Suddenly there came a terrific explosion. They had scored a direct hit on the pillbox. I was blown into the connecting tunnel flat on my face. I felt someone rush over me as I crawled out into the main trench. When I reached the end of a small branch trench I lost consciousness.
I awoke later in the afternoon to find a Corporal Brittain lying across me. He was badly wounded and when I tried to move he motioned for me to lie quietly. The Japs had wiped out all resistance by mortar and artillery fire and their infantry was now storming the position and bayoneting the wounded. I again passed out and remembered no more until I awoke to a fine drizzle of rain in the darkness.
There was no movement from the pillbox. All was quiet. Only the dead remained. There was just enough light for me to see my way around. I sat up. It was cold. This and the rain had no doubt revived me. I found that I had little or no use of my left arm.

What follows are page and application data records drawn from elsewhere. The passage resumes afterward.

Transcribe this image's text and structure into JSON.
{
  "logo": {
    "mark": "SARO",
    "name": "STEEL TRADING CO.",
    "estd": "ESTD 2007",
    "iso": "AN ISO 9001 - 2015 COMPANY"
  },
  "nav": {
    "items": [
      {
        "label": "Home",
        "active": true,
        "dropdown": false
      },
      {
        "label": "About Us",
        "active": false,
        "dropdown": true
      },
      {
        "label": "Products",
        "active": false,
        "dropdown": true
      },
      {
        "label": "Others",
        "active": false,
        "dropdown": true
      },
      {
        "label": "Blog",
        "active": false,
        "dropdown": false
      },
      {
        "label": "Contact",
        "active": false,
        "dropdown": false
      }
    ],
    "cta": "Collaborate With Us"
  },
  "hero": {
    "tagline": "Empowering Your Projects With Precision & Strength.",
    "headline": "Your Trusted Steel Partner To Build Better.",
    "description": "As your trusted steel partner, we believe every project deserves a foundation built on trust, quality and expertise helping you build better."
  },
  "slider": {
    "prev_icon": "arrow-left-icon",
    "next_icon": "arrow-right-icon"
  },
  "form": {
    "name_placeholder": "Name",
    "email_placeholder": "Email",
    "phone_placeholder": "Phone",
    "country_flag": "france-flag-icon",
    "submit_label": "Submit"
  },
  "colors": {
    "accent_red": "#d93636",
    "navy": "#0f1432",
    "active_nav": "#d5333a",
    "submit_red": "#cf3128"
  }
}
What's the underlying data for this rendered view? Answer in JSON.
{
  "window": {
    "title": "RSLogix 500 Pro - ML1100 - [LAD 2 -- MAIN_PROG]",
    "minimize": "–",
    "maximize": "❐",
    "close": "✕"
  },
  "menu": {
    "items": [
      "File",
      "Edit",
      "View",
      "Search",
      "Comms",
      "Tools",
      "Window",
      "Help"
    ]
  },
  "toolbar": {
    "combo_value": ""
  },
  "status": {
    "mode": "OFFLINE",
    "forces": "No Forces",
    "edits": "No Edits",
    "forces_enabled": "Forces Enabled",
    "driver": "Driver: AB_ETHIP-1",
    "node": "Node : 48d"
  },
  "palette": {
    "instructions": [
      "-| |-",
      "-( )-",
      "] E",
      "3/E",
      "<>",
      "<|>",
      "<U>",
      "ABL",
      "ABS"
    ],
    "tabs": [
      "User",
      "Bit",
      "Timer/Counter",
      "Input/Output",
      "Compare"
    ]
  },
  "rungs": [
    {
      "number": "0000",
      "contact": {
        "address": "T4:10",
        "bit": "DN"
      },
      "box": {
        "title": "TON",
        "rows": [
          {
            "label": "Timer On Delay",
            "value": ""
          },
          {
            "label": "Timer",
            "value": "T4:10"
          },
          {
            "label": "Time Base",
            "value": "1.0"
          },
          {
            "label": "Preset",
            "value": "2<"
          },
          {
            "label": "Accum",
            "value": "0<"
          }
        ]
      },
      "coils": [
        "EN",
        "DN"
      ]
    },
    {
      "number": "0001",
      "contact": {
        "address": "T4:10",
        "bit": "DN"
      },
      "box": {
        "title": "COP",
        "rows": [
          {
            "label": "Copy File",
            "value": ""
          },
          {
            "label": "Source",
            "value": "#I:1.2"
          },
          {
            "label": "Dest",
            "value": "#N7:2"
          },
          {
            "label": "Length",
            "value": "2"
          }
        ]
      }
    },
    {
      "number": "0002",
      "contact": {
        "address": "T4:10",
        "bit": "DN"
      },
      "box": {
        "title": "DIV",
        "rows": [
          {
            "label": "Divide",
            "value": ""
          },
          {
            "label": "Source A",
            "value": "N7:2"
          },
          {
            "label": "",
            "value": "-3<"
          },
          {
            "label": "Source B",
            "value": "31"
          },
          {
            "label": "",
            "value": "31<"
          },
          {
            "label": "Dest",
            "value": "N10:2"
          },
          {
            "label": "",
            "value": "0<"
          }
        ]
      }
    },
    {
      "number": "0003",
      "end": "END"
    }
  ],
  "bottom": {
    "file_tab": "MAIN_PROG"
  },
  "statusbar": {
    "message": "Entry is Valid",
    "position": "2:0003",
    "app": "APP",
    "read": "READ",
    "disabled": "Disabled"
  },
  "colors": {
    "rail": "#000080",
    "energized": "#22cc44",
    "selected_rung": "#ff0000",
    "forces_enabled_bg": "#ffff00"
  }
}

Later I learned it had been broken when I was blown out of the blockhouse. After a while, when the sky became a little lighter, I struggled to my feet and made my way back into the pillbox. It was deserted and partly collapsed. Extending from the pile of rubble I could see the bodies of comrades. Along one side there still remained a rack of rifles. I took one of these, found a full water bottle from which I drank and decided to make my way as best I could towards the first pillbox we had stopped at on our way to our present position, the one manned by the Hong Kong Volunteers.
I believe now that the reason the Japs, who stormed
the pillbox, did not make a complete job of me was that I was shot through the
head. They were sure that I was dead and as the position was under their own
artillery fire they did not hang around. If they had they would have removed the
rifles from the rack.
As I stumbled away from Jardine’s Lookout I looked back and saw the pile of rubble that had been the fort. I thought of Lieut. Birkett and the other gallant lads who lay or were buried there. This heap of rubble was their cairn. It should be marked with a plaque or some other memorial to their courageous stand.
I made my way down the hill in the early morning mist, seeing nobody, and up the next rise further back. I finally located the other pillbox. I cautiously approached the barbed wire that was strung along the top of the ridge. I saw two figures lying on a parapet and believed them to be our guards on observation duty. I crawled through the wire and down the trench. Staggering along with my rifle slung over my back I saw a rifle with a fixed bayonet moving slowly up and down beyond a turn in the trench. I had made it. Soon I would be with friends and have my wounds attended, but to my amazement when turning the bend of the trench I came face to face with a Jap.